Snow and ice storms have recently hit the Midwest. When I scan through the pictures of snow on front lawns and roads and highways, I remember when I was growing up and became old enough to shovel snow off the driveway. I did it for a couple of years by myself until my little brother was old enough to help. By that time I had a method of clearing our walks and driveway which maximized efficiency and productivity.
When my brother got involved, it just created headaches. He would haphazardly jump around from spot to spot whenever he got tired or bored with one particular pile of snow. He would shovel in areas I had already cleared. He stopped to make snowballs which made a mess in a freshly shoveled section. He thought he was helping.
It wasn’t just the snow that reminded me of those younger days. An article in the Los Angeles Times came to my attention in which the paper was reporting e-tailer Amazon was the root of problems at recycling centers.
Not long ago, Amazon started packaging smaller items in plastic mailing bags.
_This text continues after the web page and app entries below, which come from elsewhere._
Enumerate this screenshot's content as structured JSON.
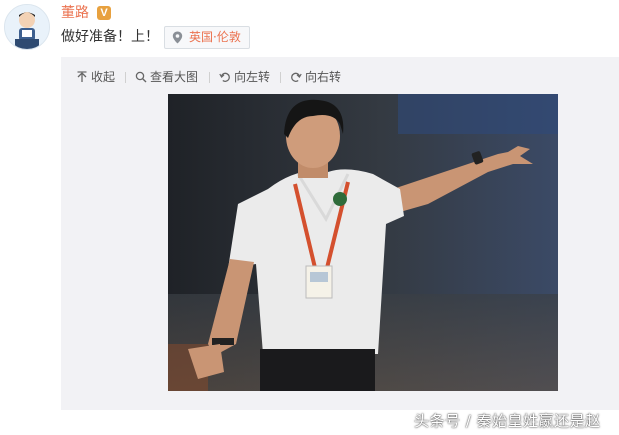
{
  "post": {
    "username": "董路",
    "verified_badge": "V",
    "text": "做好准备！上！",
    "location": "英国·伦敦"
  },
  "toolbar": {
    "collapse": "收起",
    "view_large": "查看大图",
    "rotate_left": "向左转",
    "rotate_right": "向右转"
  },
  "watermark": "头条号 / 秦始皇姓嬴还是赵",
  "colors": {
    "username": "#eb7350",
    "badge": "#e8a13f",
    "panel_bg": "#f2f2f5"
  }
}
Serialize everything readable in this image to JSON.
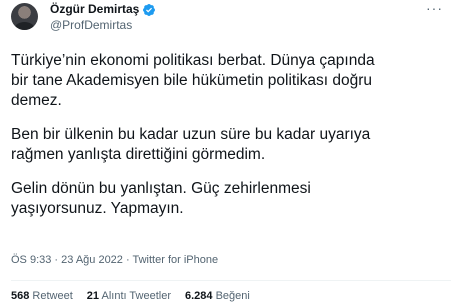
{
  "author": {
    "name": "Özgür Demirtaş",
    "handle": "@ProfDemirtas",
    "verified_color": "#1d9bf0"
  },
  "more_label": "···",
  "tweet": {
    "paragraphs": [
      "Türkiye’nin ekonomi politikası berbat. Dünya çapında\nbir tane Akademisyen bile hükümetin politikası doğru\ndemez.",
      "Ben bir ülkenin bu kadar uzun süre bu kadar uyarıya\nrağmen yanlışta direttiğini görmedim.",
      "Gelin dönün bu yanlıştan. Güç zehirlenmesi\nyaşıyorsunuz. Yapmayın."
    ],
    "meta": "ÖS 9:33 · 23 Ağu 2022 · Twitter for iPhone"
  },
  "stats": {
    "retweets_count": "568",
    "retweets_label": "Retweet",
    "quotes_count": "21",
    "quotes_label": "Alıntı Tweetler",
    "likes_count": "6.284",
    "likes_label": "Beğeni"
  }
}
The idea was that they would be able to fit more packages into delivery trucks which would result in more efficient delivery routes, thus reducing their carbon footprint with fewer deliveries.
The problem is that the plastic bags being used by Amazon are not easily dealt with by those who have to sort plastic waste.
According to the LA Times:
“Plastic mailers escape the notice of sorting machines and get into bales of paper bound for recycling, contaminating entire bundles, which experts say outweighs the positive effect of reducing bulky cardboard shipments. Paper bundles used to fetch a high price on international markets and had long sustained profits in the recycling industry. But mixed bales are so hard to sell—because of stricter laws in China, where many are sent for recycling—that many West Coast recycling companies must trash them instead. (Packaging is just one source of plastics contamination of paper bales bound for recycling.)
‘As packaging gets more complex and lighter, we have to process more material at slower speeds to produce the same output. Are the margins enough? The answer today is no,’ said Pete Keller, vice president of recycling for Republic Services, one of the largest U.S. waste haulers. ‘It’s labor- and maintenance-intensive and, frankly, expensive to deal with on a daily basis.'”
Not only that, the plastic delivery bags are getting stuck in sorting machines. The sorting machine has to stop and the bags are disentangled from the machinery by hand.
The LA Times article also says:
“For now, those padded plastic Amazon mailers can be recycled once consumers remove the label and bring the mailer to drop-off sites found outside some chain stores. Clean, dry, and in aggregate, such plastic can be melted and made into composite lumber for decks. Cities with plastic-bag bans, like Amazon’s hometown of Seattle, contain fewer drop-off sites.
Only 4% of plastic film accrued by U.S. households is recycled through collection programs at grocery and big-box stores, according to a 2017 Closed Loop report about U.S. recycling. The other 96% becomes garbage, even if put into curbside recycling, and ends up in landfills.”
I applaud Amazon’s efforts to reduce waste. But when it comes to their plastic packaging for smaller items, this might be the case of a little brother trying to help and, in the end, creating another mess to be dealt with.
I’ll leave you with video of plastic bags causing problems in Chicago, IL.